Environmental groups like the Wilderness Society are watching these changes unfold, as well. “Either there’s less snow melt or it’s melting earlier or a combination of the two, which is the worst option,” explained communications manager Neil Shader.
The Colorado Water Conservation Board is preparing for a state that climate change models show will warm 4 degrees by 2050. This means, among other challenges, that clean water resources will become more precious than ever. You can see the projects underway at the CWCB website. One study is looking at the availability of water from the Colorado River and how the state can best manage that critical resource.
The need for water and the pressures of climate change present a challenging question for a state that already allows thousands of oil and gas wells, even on some public lands. Today’s advanced hydraulic fracturing for natural gas famously uses millions of gallons of water resources and pollutes that water in the process. The Wilderness Society’s Shader explained that while some drilling might be okay, it might be problematic at least in some cases, “The idea of allowing some oil and gas drilling is going to mean some farms don’t have irrigation water or a city doesn’t have enough clean drinking water.”
In a recent article on its website, the Wilderness Society worded even more strongly its concerns about oil and gas drilling’s effects on both Colorado’s water and air. The article notes, “Irresponsible oil and gas development not only pollutes our air and water, it damages the ecosystems that make up our wildlands as well.” Colorado citizens have been speaking up about their concerns.
Changes in air, water, snowpacks and entire ecosystems mean unprecedented challenges to the Centennial state with its famous columbine flowers and greenback cutthroat trout.
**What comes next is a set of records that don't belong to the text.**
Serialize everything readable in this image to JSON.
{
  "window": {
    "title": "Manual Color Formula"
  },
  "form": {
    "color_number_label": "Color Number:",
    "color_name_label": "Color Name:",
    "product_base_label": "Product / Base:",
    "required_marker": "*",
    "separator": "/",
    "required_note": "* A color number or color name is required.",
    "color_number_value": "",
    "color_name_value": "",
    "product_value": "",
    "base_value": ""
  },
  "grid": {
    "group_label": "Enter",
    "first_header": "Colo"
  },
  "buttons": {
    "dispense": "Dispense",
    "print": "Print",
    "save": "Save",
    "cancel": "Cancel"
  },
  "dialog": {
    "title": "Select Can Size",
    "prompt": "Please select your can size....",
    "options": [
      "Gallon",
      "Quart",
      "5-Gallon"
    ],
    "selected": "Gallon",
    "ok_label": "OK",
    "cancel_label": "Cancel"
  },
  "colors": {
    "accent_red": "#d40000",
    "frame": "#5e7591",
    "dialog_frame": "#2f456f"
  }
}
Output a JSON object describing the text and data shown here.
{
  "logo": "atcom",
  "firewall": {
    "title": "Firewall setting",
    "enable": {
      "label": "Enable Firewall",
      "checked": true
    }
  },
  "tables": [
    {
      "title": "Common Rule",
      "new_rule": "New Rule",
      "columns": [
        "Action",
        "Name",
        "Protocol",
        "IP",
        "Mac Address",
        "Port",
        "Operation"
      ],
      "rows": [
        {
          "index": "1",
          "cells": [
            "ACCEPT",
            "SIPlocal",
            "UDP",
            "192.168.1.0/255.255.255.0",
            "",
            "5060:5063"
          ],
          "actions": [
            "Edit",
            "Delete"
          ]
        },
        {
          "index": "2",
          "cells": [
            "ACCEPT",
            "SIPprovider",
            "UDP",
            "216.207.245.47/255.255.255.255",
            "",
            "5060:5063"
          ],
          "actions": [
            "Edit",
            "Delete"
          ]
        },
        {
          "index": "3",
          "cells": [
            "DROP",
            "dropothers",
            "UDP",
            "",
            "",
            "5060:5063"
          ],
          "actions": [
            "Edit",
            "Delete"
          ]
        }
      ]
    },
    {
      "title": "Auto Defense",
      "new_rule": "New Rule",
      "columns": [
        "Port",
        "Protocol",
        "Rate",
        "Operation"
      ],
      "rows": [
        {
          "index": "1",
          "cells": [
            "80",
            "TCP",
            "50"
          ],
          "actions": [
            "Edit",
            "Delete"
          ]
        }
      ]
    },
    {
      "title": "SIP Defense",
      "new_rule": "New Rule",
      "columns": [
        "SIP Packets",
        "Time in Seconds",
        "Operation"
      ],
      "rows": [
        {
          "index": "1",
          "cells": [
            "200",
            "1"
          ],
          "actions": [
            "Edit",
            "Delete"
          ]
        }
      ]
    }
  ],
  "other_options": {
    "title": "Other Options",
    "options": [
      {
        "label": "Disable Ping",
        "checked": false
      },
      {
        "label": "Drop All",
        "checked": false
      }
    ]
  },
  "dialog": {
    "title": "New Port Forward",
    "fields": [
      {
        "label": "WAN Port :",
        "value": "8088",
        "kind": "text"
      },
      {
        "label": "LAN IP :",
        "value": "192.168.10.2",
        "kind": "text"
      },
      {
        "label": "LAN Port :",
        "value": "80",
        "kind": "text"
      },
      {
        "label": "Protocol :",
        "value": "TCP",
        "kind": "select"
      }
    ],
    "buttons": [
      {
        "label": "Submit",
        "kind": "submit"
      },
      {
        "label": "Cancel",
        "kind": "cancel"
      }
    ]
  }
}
The signs around 11,000 feet in the alpine tundra warn hikers to tread lightly, “restoration area” it says, “stay on the trail.” If only it were still that simple to preserve the West’s precious water resources.